The quest of Shiman-chu: Questioning the absolutes of language, culture, and Being

Satoru Nakagawa
Undertaken on Tokunoshima, an island colonized by Japan in the 17th century, this research speaks to the critical question of the loss of Indigenous languages and the resultant loss of ethnic pluralism. In general, people on Tokunoshima claim that Shima-guchi (language), Shima-culture, and Shiman-chu identity on Tokunoshima are being lost (language, culture, and identity or LCI shift). In order to gauge the accuracy and implications of these claims, LCI shift was investigated using a
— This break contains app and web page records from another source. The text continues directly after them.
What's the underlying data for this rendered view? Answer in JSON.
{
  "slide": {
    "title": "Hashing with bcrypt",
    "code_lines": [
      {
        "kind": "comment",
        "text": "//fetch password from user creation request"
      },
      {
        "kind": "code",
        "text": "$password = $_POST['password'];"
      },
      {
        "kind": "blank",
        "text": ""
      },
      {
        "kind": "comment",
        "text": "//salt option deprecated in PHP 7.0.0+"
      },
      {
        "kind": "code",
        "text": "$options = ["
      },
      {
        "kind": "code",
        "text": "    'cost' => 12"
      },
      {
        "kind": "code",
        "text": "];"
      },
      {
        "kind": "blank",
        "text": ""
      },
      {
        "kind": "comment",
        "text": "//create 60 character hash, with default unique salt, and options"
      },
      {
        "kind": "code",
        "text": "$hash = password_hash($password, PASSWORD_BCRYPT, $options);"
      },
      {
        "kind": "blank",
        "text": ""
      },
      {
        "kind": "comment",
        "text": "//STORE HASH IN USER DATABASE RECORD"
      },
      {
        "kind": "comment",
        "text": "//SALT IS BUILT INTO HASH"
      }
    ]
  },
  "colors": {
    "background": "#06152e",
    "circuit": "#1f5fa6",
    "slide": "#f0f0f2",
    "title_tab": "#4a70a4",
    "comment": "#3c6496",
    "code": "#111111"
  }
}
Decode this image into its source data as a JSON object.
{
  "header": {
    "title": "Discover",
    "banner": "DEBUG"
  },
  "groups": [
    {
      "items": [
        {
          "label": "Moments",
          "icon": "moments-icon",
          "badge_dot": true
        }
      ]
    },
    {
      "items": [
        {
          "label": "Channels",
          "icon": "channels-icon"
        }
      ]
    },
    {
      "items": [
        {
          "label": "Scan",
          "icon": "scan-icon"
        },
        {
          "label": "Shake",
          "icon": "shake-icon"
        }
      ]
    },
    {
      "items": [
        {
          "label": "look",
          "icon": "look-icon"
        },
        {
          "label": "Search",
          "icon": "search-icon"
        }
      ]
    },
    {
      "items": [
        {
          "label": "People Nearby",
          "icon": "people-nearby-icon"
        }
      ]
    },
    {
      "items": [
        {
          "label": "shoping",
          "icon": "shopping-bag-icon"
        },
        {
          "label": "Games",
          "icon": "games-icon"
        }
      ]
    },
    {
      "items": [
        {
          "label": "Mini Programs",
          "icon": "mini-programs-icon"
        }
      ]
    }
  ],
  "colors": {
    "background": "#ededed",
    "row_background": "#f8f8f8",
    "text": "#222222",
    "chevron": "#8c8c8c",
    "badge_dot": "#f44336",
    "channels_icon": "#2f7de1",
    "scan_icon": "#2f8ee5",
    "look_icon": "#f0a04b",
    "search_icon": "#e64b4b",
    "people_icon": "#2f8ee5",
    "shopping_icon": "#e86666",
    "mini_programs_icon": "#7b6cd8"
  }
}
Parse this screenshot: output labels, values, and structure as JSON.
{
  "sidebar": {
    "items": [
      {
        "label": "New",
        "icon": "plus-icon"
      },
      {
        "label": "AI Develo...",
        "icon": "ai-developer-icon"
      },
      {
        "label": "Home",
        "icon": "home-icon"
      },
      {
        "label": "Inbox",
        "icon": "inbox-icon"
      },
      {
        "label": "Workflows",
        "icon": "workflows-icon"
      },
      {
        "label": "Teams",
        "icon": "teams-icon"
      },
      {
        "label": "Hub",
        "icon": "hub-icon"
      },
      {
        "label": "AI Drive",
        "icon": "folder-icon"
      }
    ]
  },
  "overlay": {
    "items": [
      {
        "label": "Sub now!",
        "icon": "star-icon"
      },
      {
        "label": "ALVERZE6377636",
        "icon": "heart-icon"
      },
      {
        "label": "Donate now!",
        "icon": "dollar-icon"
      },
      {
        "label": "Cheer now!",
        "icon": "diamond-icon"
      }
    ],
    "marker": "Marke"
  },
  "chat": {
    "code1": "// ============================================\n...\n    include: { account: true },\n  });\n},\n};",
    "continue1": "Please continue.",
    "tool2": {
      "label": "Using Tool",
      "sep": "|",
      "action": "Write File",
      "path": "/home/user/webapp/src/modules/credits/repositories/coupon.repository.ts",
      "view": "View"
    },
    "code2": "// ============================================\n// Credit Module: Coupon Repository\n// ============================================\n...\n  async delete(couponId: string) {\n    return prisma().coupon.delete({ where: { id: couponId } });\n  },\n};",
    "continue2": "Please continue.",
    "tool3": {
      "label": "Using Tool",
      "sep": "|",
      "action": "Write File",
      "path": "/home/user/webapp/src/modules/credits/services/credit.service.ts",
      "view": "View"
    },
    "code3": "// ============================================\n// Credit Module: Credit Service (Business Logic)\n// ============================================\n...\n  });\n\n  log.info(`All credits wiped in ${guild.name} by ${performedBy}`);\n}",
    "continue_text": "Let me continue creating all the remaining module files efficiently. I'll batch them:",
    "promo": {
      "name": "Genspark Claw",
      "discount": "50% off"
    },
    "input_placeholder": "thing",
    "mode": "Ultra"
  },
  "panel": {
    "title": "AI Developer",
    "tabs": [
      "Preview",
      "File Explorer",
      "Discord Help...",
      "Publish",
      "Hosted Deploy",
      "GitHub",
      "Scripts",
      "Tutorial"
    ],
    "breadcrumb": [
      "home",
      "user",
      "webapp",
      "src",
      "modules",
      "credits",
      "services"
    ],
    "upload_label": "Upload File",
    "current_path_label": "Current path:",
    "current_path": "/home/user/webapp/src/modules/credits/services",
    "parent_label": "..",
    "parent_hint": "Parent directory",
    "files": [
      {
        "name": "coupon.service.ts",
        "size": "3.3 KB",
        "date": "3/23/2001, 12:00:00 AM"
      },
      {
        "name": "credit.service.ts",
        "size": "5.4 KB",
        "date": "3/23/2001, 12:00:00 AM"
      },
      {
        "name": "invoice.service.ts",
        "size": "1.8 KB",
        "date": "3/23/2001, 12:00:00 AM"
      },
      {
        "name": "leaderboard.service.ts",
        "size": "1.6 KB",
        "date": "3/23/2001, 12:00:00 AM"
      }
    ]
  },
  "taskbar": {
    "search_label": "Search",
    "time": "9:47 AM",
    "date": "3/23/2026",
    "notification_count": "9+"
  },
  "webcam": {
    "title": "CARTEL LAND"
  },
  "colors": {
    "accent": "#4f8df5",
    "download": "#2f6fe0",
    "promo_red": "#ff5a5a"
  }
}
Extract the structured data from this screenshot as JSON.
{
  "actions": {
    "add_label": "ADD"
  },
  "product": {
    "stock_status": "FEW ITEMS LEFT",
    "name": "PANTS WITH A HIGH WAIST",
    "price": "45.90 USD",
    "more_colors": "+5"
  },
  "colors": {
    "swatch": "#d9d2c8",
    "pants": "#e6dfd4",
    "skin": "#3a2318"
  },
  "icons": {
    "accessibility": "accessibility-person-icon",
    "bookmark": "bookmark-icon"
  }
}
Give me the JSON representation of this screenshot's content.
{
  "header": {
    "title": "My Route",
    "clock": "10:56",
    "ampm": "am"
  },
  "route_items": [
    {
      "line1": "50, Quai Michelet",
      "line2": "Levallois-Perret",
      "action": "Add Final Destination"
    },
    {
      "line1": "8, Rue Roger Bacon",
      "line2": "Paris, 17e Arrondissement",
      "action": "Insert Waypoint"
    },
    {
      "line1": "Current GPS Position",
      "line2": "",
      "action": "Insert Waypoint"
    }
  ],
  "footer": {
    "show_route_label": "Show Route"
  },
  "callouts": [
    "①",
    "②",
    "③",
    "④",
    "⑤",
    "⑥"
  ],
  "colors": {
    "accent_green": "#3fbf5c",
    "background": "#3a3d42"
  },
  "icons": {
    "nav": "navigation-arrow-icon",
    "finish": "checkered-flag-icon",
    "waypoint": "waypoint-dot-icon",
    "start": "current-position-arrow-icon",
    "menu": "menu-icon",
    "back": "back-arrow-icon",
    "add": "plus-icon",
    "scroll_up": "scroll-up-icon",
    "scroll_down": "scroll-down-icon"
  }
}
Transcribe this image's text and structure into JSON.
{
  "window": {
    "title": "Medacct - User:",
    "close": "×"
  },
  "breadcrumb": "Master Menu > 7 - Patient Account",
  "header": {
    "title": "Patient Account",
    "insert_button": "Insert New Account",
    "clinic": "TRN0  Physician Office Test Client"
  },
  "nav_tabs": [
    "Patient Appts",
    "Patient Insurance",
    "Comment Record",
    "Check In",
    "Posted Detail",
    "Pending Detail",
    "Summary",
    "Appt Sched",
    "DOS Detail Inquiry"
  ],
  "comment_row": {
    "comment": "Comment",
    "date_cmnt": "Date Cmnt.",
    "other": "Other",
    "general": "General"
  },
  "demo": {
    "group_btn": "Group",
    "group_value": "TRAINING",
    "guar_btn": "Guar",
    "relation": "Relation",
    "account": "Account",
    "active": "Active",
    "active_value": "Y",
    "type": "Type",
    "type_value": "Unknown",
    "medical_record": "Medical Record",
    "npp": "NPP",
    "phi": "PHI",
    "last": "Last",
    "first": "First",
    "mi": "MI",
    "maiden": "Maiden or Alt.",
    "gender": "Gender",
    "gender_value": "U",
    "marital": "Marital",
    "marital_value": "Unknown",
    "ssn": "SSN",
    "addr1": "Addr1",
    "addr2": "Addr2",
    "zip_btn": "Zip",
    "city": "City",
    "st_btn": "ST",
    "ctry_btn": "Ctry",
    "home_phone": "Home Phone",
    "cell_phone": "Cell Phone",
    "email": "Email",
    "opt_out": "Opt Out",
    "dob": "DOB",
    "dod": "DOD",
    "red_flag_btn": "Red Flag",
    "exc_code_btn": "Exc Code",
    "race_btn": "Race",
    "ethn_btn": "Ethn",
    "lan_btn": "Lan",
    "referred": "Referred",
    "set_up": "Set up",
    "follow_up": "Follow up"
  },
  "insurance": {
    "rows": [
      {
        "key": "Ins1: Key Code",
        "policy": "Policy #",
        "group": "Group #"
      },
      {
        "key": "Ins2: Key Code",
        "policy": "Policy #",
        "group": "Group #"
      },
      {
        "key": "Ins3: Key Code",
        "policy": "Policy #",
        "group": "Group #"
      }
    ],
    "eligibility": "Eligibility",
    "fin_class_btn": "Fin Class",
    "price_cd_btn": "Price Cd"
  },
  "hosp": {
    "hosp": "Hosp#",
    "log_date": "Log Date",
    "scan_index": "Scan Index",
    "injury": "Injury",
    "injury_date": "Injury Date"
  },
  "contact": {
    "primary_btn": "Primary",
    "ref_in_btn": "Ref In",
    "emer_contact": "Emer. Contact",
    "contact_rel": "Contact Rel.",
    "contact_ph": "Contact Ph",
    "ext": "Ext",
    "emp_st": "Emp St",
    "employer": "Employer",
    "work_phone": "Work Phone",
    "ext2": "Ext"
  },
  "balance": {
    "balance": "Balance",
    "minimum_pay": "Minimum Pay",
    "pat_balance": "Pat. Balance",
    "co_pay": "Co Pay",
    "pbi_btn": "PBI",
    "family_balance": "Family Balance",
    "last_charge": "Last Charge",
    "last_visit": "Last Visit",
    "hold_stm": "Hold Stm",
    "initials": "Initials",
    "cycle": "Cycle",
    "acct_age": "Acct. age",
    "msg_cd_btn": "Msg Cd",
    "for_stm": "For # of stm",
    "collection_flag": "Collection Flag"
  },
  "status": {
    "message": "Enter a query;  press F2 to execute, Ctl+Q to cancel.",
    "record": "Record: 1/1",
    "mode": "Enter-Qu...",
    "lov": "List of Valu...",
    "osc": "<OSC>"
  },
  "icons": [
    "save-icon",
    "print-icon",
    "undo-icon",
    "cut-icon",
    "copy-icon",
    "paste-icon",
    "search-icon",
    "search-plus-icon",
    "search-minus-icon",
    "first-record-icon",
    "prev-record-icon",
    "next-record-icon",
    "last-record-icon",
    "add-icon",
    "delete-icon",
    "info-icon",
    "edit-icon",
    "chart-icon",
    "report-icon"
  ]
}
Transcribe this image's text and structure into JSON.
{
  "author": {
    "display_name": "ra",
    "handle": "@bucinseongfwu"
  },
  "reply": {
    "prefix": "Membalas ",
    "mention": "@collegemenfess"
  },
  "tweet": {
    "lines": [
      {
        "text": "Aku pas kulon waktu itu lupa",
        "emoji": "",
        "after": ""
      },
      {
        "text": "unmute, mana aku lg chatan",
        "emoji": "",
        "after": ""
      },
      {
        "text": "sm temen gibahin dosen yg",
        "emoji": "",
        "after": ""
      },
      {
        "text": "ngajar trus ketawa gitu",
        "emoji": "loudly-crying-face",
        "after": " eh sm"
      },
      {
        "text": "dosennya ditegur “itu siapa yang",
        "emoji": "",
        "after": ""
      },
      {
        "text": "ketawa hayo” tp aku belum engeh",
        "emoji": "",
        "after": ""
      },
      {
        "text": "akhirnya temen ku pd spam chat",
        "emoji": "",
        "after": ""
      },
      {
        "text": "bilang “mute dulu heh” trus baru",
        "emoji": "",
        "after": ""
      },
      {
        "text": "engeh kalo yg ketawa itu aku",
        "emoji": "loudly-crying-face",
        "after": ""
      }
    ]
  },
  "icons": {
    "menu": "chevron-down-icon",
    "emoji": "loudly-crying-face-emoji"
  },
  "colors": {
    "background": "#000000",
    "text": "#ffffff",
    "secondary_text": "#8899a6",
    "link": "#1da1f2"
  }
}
more » ... using a combination of surveys (N=3509) and interviews (N=40). In keeping with the fact that Tokunoshima people are an Indigenous people within a colonized territory, this mixed methods study was undertaken within and shaped by an Indigenous Tokunoshima research paradigm, one which honours the voices of the participants and elicits particular reciprocities and obligations on the part of the Indigenous researcher, necessitating multiple return trips over a four-year period. Overall, the survey and interview results alike showed a positive correlation between participants' age and their Shima-guchi fluency, practice, and knowledge of Shima-culture. Interviewees, many of them leaders, seniors, and experienced educators expressed the importance of passing down "Shima no kokoro." Translated as "the heart of the island," this refers to island life as expressed in language and culture. This study concludes that while residents of Tokunoshima are losing Shima-guchi and culture, Shiman-chu identity remains strong. Finally, it is clear that the majority of participants in the study want to retain Shima-guchi and Shima-culture for their own and future generations. Acknowledgement
doi:10.7939/r3dd3v fatcat:pkrgxh7qzbabzohzuasrstccva